* TO DO:
Copy each line of the data below with the word "JSON".

**** MATERIAL PROVIDED

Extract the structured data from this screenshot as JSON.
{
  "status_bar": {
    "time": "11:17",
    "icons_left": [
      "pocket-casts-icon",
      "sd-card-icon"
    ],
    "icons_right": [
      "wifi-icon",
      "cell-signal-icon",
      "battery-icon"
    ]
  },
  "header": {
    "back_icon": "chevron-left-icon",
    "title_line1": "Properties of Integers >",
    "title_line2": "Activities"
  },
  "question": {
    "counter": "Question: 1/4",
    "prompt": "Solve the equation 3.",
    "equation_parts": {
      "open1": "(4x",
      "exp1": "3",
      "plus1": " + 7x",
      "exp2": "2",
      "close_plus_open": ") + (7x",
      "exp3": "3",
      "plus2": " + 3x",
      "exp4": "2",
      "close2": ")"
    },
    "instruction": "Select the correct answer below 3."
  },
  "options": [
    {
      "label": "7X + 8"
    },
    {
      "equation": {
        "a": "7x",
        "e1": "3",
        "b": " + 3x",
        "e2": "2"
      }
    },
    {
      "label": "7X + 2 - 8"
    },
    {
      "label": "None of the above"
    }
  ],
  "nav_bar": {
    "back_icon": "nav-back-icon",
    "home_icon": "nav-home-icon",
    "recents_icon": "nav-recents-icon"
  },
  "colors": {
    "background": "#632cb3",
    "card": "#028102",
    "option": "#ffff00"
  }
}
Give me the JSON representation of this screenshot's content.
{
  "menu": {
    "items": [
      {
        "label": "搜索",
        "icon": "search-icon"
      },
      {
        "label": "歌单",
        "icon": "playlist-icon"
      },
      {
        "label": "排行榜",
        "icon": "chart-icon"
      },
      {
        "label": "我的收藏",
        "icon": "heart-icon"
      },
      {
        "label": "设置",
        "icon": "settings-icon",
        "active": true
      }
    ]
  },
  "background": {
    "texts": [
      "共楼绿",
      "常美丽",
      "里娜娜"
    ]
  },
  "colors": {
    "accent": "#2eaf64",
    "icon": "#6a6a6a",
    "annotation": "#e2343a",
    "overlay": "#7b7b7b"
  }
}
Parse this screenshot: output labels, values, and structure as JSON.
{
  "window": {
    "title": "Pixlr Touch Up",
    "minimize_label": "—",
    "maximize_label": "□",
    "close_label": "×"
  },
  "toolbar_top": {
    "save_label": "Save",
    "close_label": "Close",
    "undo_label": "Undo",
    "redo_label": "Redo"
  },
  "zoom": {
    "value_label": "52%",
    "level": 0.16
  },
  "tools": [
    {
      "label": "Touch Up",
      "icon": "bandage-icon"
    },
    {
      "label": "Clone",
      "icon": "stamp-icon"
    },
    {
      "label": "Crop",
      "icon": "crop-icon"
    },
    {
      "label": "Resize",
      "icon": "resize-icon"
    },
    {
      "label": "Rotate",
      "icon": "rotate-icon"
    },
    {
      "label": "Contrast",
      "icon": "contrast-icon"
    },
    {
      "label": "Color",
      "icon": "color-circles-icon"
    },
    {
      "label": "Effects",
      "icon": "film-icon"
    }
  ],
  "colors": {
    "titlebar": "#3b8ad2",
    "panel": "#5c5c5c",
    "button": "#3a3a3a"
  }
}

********

* ANSWER TO THIS PROBLEM:
Extract the structured data from this screenshot as JSON.
Give me the JSON representation of this screenshot's content.
Parse this screenshot: output labels, values, and structure as JSON.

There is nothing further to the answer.